### [Listed records]
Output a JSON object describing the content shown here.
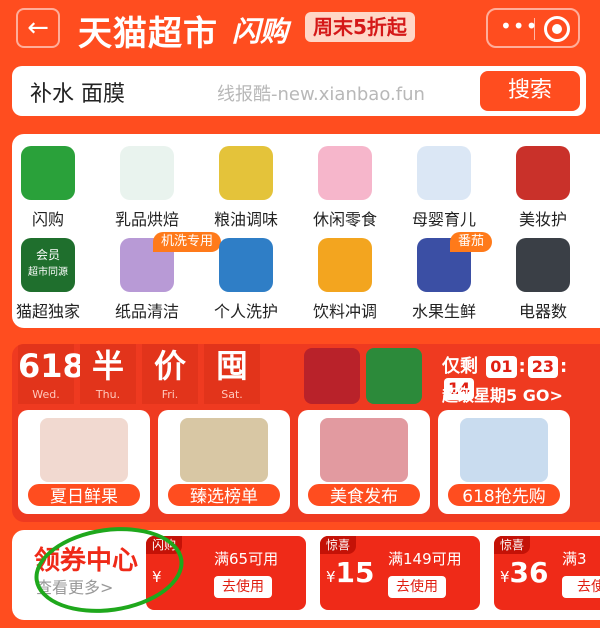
{
  "header": {
    "back_icon": "←",
    "brand": "天猫超市",
    "flash": "闪购",
    "weekend_sale": "周末5折起",
    "more_icon": "•••",
    "record_icon": "record-icon"
  },
  "search": {
    "keyword": "补水 面膜",
    "placeholder": "线报酷-new.xianbao.fun",
    "button": "搜索"
  },
  "categories": [
    {
      "label": "闪购",
      "icon": "tmall-flash-icon",
      "color": "#2aa13a"
    },
    {
      "label": "乳品烘焙",
      "icon": "milk-icon",
      "color": "#e9f3ee"
    },
    {
      "label": "粮油调味",
      "icon": "oil-bottle-icon",
      "color": "#e4c33a"
    },
    {
      "label": "休闲零食",
      "icon": "snack-icon",
      "color": "#f6b6cb"
    },
    {
      "label": "母婴育儿",
      "icon": "formula-can-icon",
      "color": "#dbe7f5"
    },
    {
      "label": "美妆护",
      "icon": "cosmetics-icon",
      "color": "#c9312a"
    },
    {
      "label": "猫超独家",
      "icon": "member-badge-icon",
      "color": "#1f6f2d",
      "badge_top": "会员",
      "badge_bottom": "超市同源"
    },
    {
      "label": "纸品清洁",
      "icon": "tissue-icon",
      "color": "#b89ad6",
      "tag": "机洗专用"
    },
    {
      "label": "个人洗护",
      "icon": "shampoo-icon",
      "color": "#2f7ec6"
    },
    {
      "label": "饮料冲调",
      "icon": "juice-icon",
      "color": "#f3a51f"
    },
    {
      "label": "水果生鲜",
      "icon": "blueberry-icon",
      "color": "#3b4fa4",
      "tag": "番茄"
    },
    {
      "label": "电器数",
      "icon": "phone-icon",
      "color": "#3a3f46"
    }
  ],
  "promo": {
    "days": [
      {
        "big": "618",
        "small": "Wed."
      },
      {
        "big": "半",
        "small": "Thu."
      },
      {
        "big": "价",
        "small": "Fri."
      },
      {
        "big": "囤",
        "small": "Sat."
      }
    ],
    "countdown_label": "仅剩",
    "countdown": [
      "01",
      "23",
      "14"
    ],
    "super_week": "超级星期5 GO>",
    "cards": [
      {
        "label": "夏日鲜果",
        "icon": "lychee-icon",
        "color": "#f1d9d0"
      },
      {
        "label": "臻选榜单",
        "icon": "snack-bag-icon",
        "color": "#d8c7a4"
      },
      {
        "label": "美食发布",
        "icon": "gift-box-icon",
        "color": "#e29aa0"
      },
      {
        "label": "618抢先购",
        "icon": "tissue-pack-icon",
        "color": "#c9dcef"
      }
    ]
  },
  "coupons": {
    "title": "领券中心",
    "more": "查看更多>",
    "items": [
      {
        "badge": "闪购",
        "currency": "¥",
        "amount": "",
        "condition": "满65可用",
        "button": "去使用"
      },
      {
        "badge": "惊喜",
        "currency": "¥",
        "amount": "15",
        "condition": "满149可用",
        "button": "去使用"
      },
      {
        "badge": "惊喜",
        "currency": "¥",
        "amount": "36",
        "condition": "满3",
        "button": "去使"
      }
    ]
  }
}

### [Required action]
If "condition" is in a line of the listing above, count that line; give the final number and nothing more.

### [Expected output]
3